> **Source material**
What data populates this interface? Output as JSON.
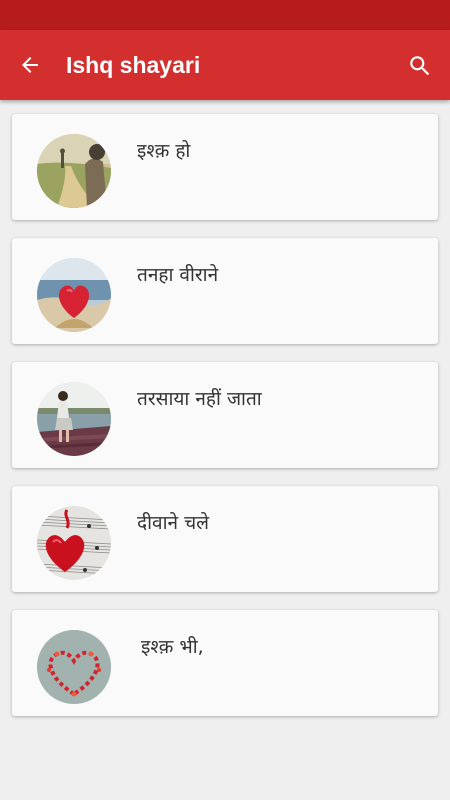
{
  "app_bar": {
    "title": "Ishq shayari",
    "back_icon": "arrow-back-icon",
    "search_icon": "search-icon",
    "color": "#d32f2f",
    "status_bar_color": "#b71c1c"
  },
  "items": [
    {
      "title": "इश्क़ हो",
      "image": "couple-on-path-image"
    },
    {
      "title": "तनहा वीराने",
      "image": "red-heart-on-beach-image"
    },
    {
      "title": "तरसाया नहीं जाता",
      "image": "girl-on-pier-image"
    },
    {
      "title": "दीवाने चले",
      "image": "heart-on-sheet-music-image"
    },
    {
      "title": "इश्क़ भी,",
      "image": "rose-petal-heart-image"
    }
  ]
}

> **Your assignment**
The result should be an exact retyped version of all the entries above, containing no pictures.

> **Solution to this problem**
What data populates this interface? Output as JSON.
{
  "app_bar": {
    "title": "Ishq shayari",
    "back_icon": "arrow-back-icon",
    "search_icon": "search-icon",
    "color": "#d32f2f",
    "status_bar_color": "#b71c1c"
  },
  "items": [
    {
      "title": "इश्क़ हो",
      "image": "couple-on-path-image"
    },
    {
      "title": "तनहा वीराने",
      "image": "red-heart-on-beach-image"
    },
    {
      "title": "तरसाया नहीं जाता",
      "image": "girl-on-pier-image"
    },
    {
      "title": "दीवाने चले",
      "image": "heart-on-sheet-music-image"
    },
    {
      "title": "इश्क़ भी,",
      "image": "rose-petal-heart-image"
    }
  ]
}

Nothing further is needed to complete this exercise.